Some plants in our gardens tend to get taken for granted. They are not obvious star turns but it would be unkind to think of them only as the back row of the chorus.
Every now and then a chorus member is singled out for stardom and that can happen in the garden as well. For me, that is the case with astrantia, commonly known as Hattie’s pincushion or, rather less romantically, great masterwort.
The plant originally hails from central, southern and eastern Europe but over the last few years the plant breeders have been doing their bit to produce a range of cultivated varieties in colours that fit in every garden.
By nature, astrantias love rather damp soil but they are obliging enough to cope with almost any garden soil, including mine, which is on the chalky side.
They make self-supporting rounded clumps around 18in across and 2ft high and if you are looking for a classic filler, you simply could not do better.
But there I am, damning it with faint praise. Last year
I decided to plant up a long, narrow border with a host of astrantias and this year it is coming into its own.
Time was when most varieties you could lay your hands on had greenish white flowers but now the range has been extended and there are several good pinks and a host of rich crimson shades such as ‘Claret’ and ‘Hadspen Blood’, wonderful names that are fully deserved when you see the colour of the starry flowers.
The flowers are carried throughout the summer and into autumn in flushes.
They are good for picking and the plants themselves look well in beds and borders with hardy geraniums. Sun or shade?
It really does not matter provided they do not become too dry at the roots. If you have light soil they will be happiest in the shade where bright sunshine will not send them searching for moisture.

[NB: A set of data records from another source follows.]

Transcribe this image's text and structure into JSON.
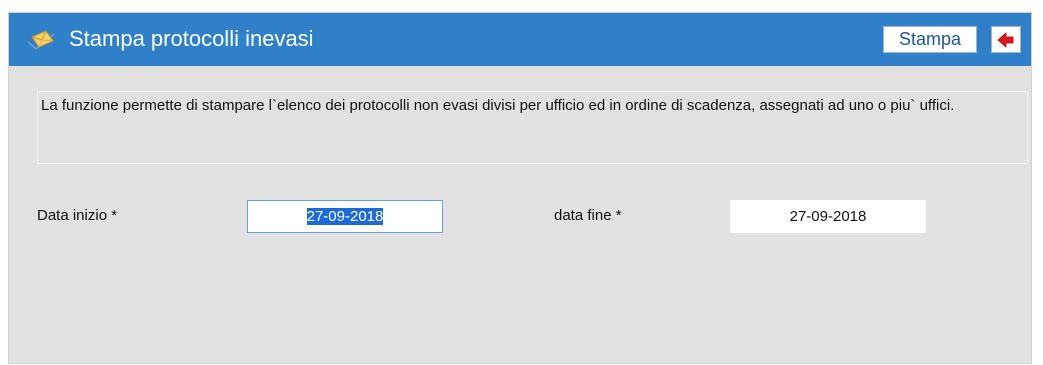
{
  "header": {
    "title": "Stampa protocolli inevasi",
    "icon": "envelope-icon",
    "print_label": "Stampa",
    "back_icon": "back-arrow-icon",
    "background_color": "#2f80c9"
  },
  "description": "La funzione permette di stampare l`elenco dei protocolli non evasi divisi per ufficio ed in ordine di scadenza, assegnati ad uno o piu` uffici.",
  "form": {
    "start_date": {
      "label": "Data inizio *",
      "value": "27-09-2018"
    },
    "end_date": {
      "label": "data fine *",
      "value": "27-09-2018"
    }
  }
}
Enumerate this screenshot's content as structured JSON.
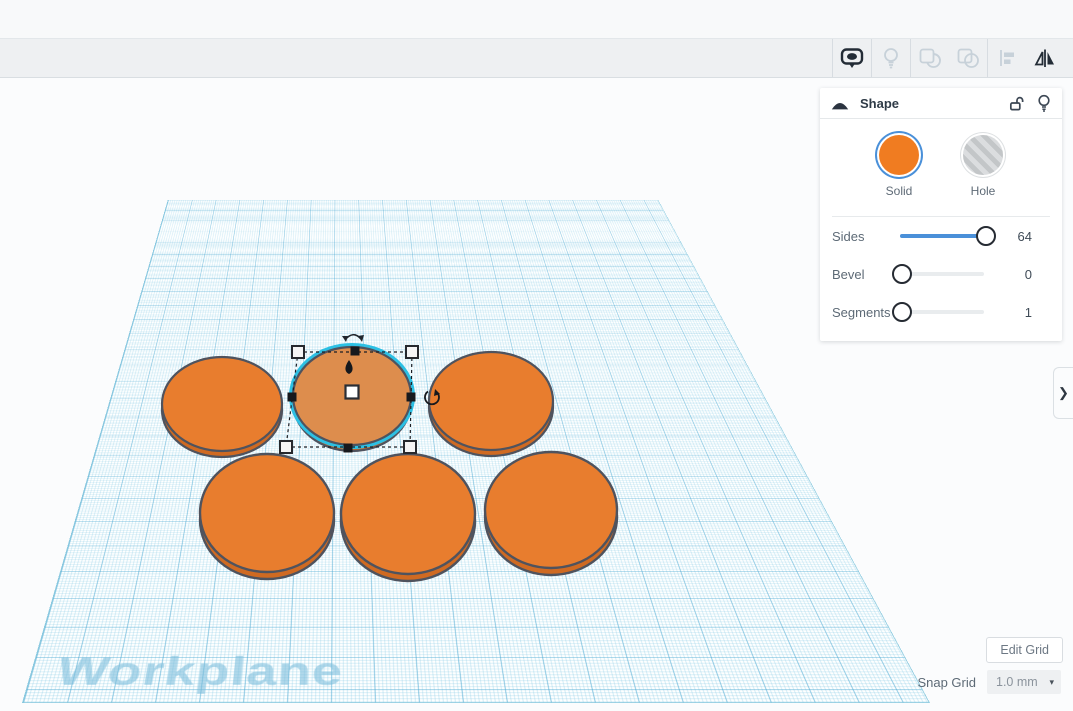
{
  "toolbar": {
    "icons": [
      {
        "name": "notes",
        "state": "active"
      },
      {
        "name": "hide-selected",
        "state": "disabled"
      },
      {
        "name": "group",
        "state": "disabled"
      },
      {
        "name": "ungroup",
        "state": "disabled"
      },
      {
        "name": "align",
        "state": "disabled"
      },
      {
        "name": "flip",
        "state": "active"
      }
    ]
  },
  "shape_panel": {
    "title": "Shape",
    "header_icons": [
      "shape-category",
      "unlock",
      "lightbulb"
    ],
    "material_options": [
      {
        "label": "Solid",
        "selected": true
      },
      {
        "label": "Hole",
        "selected": false
      }
    ],
    "sliders": [
      {
        "label": "Sides",
        "value": "64",
        "fill_pct": 100
      },
      {
        "label": "Bevel",
        "value": "0",
        "fill_pct": 0
      },
      {
        "label": "Segments",
        "value": "1",
        "fill_pct": 0
      }
    ],
    "collapse_glyph": "❯"
  },
  "canvas": {
    "watermark": "Workplane",
    "shapes": {
      "cylinder_count": 6,
      "selected_index": 1
    }
  },
  "grid_controls": {
    "edit_grid_label": "Edit Grid",
    "snap_grid_label": "Snap Grid",
    "snap_grid_value": "1.0 mm",
    "dropdown_caret": "▾"
  },
  "colors": {
    "accent_blue": "#4a90d9",
    "shape_orange": "#e87d2e",
    "shape_orange_selected": "#dd8d4d",
    "selection_cyan": "#2cc0e4",
    "grid_blue": "#7fc4dd"
  }
}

Try any variety you can get but ‘Shaggy’ is a good, large-flowered, greenish-white variety, while ‘Penny’s Pink’ has pink central flowers surrounded by that classic ruff of…